In the review mentioned, the author makes the comparison between biblical exegesis and resistance and republicanism. However, many Christian men believed resistance is biblically correct. The same can be said of republicanism without the new testament making declaratory statements against it. Did not the great minds of the church agree Israel was a republic? Did not Calvin and Farel form Geneva a republic beloved to reformers all over Europe and England? Did not Viret, Peter Martyr and Beza teach at Calvin's Academy (adored by Thomas Jefferson himself) Exodus 18? The messiah did not physically reign over Israel as king and neither did Moses. In that given situation, how was Israel a theocracy? Moses did not rule for God; the Torah was the authority and the power spread out among the most wise. Moses and Joshua were consulted only for the most serious circumstances or where the Lord would actually consult them. The Monarchy happened later on and God did not intervene in the people's sinful request for a king.


Marian exiles, Lutheran Torgau and Magdeburg Declarations? Some Waldensians believed in resistance 100 years before the Lutherans. Who did these Waldensians fight against? The author writing against Noll, Prof. Moots, believes Noll's ideal biblicists are the Puritans, yet that is hardly something to brag about. The Puritans made many serious errors, some even deadly; not to mention their errors about the Sabbath that carried over into the founding. One man esteems one day above another, another esteems everyday alike. Let each be fully persuaded in his own mind. The exaltation of the Sabbath replaces Grace. In fact, God removed the Sabbath in Hosea 2:11, so it is not binding at all, but Christ is the Sabbath. He is the rest for His church, completing the work the Old Testament was a shadow of.
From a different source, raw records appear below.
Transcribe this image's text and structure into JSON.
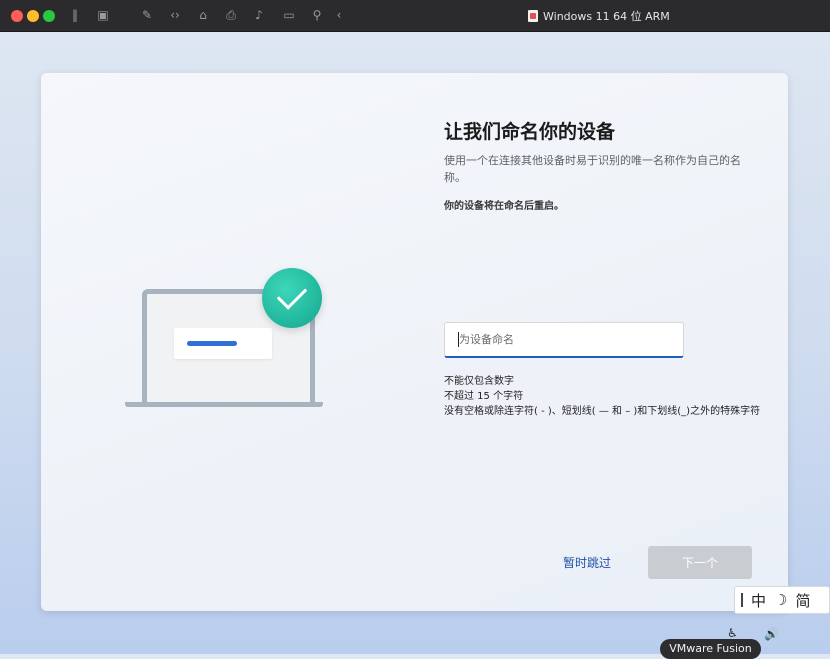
{
  "window": {
    "title": "Windows 11 64 位 ARM",
    "toolbar_icons": [
      "pause-icon",
      "snapshot-icon",
      "settings-wrench-icon",
      "code-icon",
      "disk-icon",
      "printer-icon",
      "sound-icon",
      "camera-icon",
      "usb-icon",
      "back-chevron-icon"
    ]
  },
  "setup": {
    "heading": "让我们命名你的设备",
    "description": "使用一个在连接其他设备时易于识别的唯一名称作为自己的名称。",
    "restart_note": "你的设备将在命名后重启。",
    "input": {
      "placeholder": "为设备命名",
      "value": ""
    },
    "rules": [
      "不能仅包含数字",
      "不超过 15 个字符",
      "没有空格或除连字符( - )、短划线( — 和 – )和下划线(_)之外的特殊字符"
    ],
    "skip_label": "暂时跳过",
    "next_label": "下一个"
  },
  "ime": {
    "mode": "中",
    "variant": "简"
  },
  "tooltip": "VMware Fusion",
  "colors": {
    "accent": "#2f6fd6",
    "check": "#1fb59a",
    "link": "#2150a8"
  }
}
The reviewer attacks Noll for believing the Revolution was a departure of proper bible exegesis. However, Calvin gave no proof he rejected interposition, rather, the evidence supports he and the reformers approved it and spread the doctrine more thoroughly by Beza and others. Romans 13 says "Let every soul be subject to the governing authorities." Not following unbiblical orders is still subject to the governing authorities.




Romans 13 does not teach unconditional obedience like Moots claims, and pacifism refers to rebellion, which I would like to see anyone defend from the New Testament. Yes, the left obviously would condone rebellion from Romans 13 as TVD says, if they even read it. On the contrary, David Barton, his allies, and the Republican party in general would support rebellion in the DOI wholeheartedly. I have read Barton quote John Jay and others supporting rebellion to tyrants is obedience to God, but those are sinful man's words, not God's words. Better to abide by the scripture.


Why would Noll attempt to use the Enlightenment to support Calvinist resistance theory? If Noll is a liberal, is not Fea is to the left of him?